Since lockdowns began in March 2020, many of us became experts at surviving: hoarding food and Clorox wipes; ordering an excess of takeout to ward off the burnout of caregiving; and overspending just to feel something. It’s safe to say that most employees’ lizard brains have been on high alert for the past year and a half.
Now, as we begin our descent into a post-pandemic world, this mindset isn’t so easily switched off. But as organizational psychologist and leadership keynote speaker, Nick Tasler, says, this kind of survival response was meant to be a sprint, not a marathon. “It’s designed to get us out of immediate danger, but it isn’t a pace we can maintain for long periods,” he says, noting that this heightened sense of awareness and always-on alertness can easily morph into a serious case of burnout.

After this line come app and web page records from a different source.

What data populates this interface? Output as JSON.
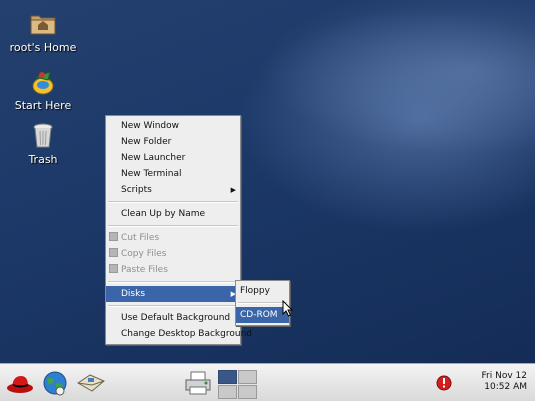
{
  "desktop_icons": [
    {
      "label": "root's Home",
      "icon": "home-folder-icon"
    },
    {
      "label": "Start Here",
      "icon": "start-here-icon"
    },
    {
      "label": "Trash",
      "icon": "trash-icon"
    }
  ],
  "context_menu": {
    "new_window": "New Window",
    "new_folder": "New Folder",
    "new_launcher": "New Launcher",
    "new_terminal": "New Terminal",
    "scripts": "Scripts",
    "clean_up": "Clean Up by Name",
    "cut_files": "Cut Files",
    "copy_files": "Copy Files",
    "paste_files": "Paste Files",
    "disks": "Disks",
    "use_default_bg": "Use Default Background",
    "change_bg": "Change Desktop Background"
  },
  "disks_submenu": {
    "floppy": "Floppy",
    "cdrom": "CD-ROM"
  },
  "panel": {
    "launchers": [
      "redhat-main-menu-icon",
      "web-browser-icon",
      "email-icon",
      "printer-icon"
    ],
    "clock": {
      "date": "Fri Nov 12",
      "time": "10:52 AM"
    },
    "notification_icon": "alert-notification-icon"
  },
  "colors": {
    "menu_highlight": "#3a65a9",
    "desktop_bg": "#1d3a6a"
  }
}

At an organizational level, an excessive focus on the short term can be a serious obstacle to growth, Tasler says, and can lead to stagnant thinking and missed opportunities. “Both of those issues are the things that many leaders have recently started viewing as something like a post-pandemic hangover.”
While going back to “normal” will be a slow process, leaders who are starting to orchestrate the return of their workforces can still do a lot toward mitigating these effects. Here are four strategies for helping teams let go of a survival mentality:
1. Call out the issue and redirect
To put it simply: Survival behavior often speaks to worries about the unknowable. And for many employees—a return to the workplace sparks new feelings of insecurity. That’s why calling out the issue is one of the best ways to make teams feel more at ease.
“Leaders often underestimate how powerful their words can be,” says Tasler. Instead of simply assuming that employees just “know” it’s okay to move out of survival mode, he explains that it’s incredibly helpful to hear their leaders explicitly give them permission to once again think about thriving in the long-term instead of merely surviving in the short-term.
Tasler suggests taking a beat to congratulate teams on how marvelously they responded to the crisis, as well as making sure to redirect their attention toward more future-focused strategic planning.
2. Center wellness
“It might seem like prioritizing wellness would be a natural survival response, but it’s not always a straightforward option when we’re grappling with many stressors,” says Dr. Joel Minden, a licensed clinical psychologist and author of Show Your Anxiety Who’s Boss.
During the pandemic, employees may have adopted self-soothing behaviors like anxiously over-checking the quality of their work, putting off other responsibilities, or staying up too late to make sure their projects were perfect. But over time, all of these coping mechanisms can have a negative impact on their wellbeing.
“As much as we might believe that working harder is the solution to work-related threats,” says Dr. Minden, “there’s a limit to what we can handle, especially when we’re not taking care of our health the way we should.”
Here are some ways leaders can promote self-care and stress management:
- Order healthy lunches for teams when work gets intense
- Work with employees to accommodate their requests for personal time
- Offer to help out when it’s clear an employee really needs a break
3. Foster an atmosphere of trust
According to Dr. Minden, “if employees believe they have no other options, they’ll continue to prioritize work-related survival behaviors.” It’s important then, to remind teams to pay attention to the emotional cues that can put them at risk for these choices.
What this comes down to is that as a leader, fostering a culture of trust is essential for helping people overcome their pandemic-induced anxieties. Letting your team know it’s okay to place boundaries with colleagues when expectations are unreasonable, for example, prevents them from skimping on self-care or neglecting other personal responsibilities.
At the same time, making it clear that they can communicate with each other—as well as with you, as a leader—about their concerns and struggles, helps create norms of respect and acceptance in the workplace. “When workers know that they can trust their colleagues to be supportive, it becomes so much easier to remain committed to high-level work performance without compromising health,” Dr. Minden says.
4. Shift your team’s mindset
If not handled well, returning to the office can be an overwhelming experience that triggers employees’ survival response. Having an open conversation about the challenges faced over the past year and a half, is a critical component for helping teams move forward.
Tasler advises leaders to engage people in activities that signal that you’re entering a new season, and that the old season has passed. One such activity involves having employees make a list of things they’ve learned over the course of the pandemic, and then have them craft a clear one- to three-year goal they want to achieve.
“Of course that doesn’t mean that the pandemic is over any more than the first sunny day in March means that winter weather is gone for good,” Tasler says. “But talking about what you learned during the heart of winter is another signal that it’s okay to think about and [start] planning for spring.”
Cindy Lamothe is a freelance journalist who writes often about the intersection of productivity, wellness, and the science of human behavior. She’s written for The New York Times, BBC Future, New York Magazine, Vogue, The Guardian, and more.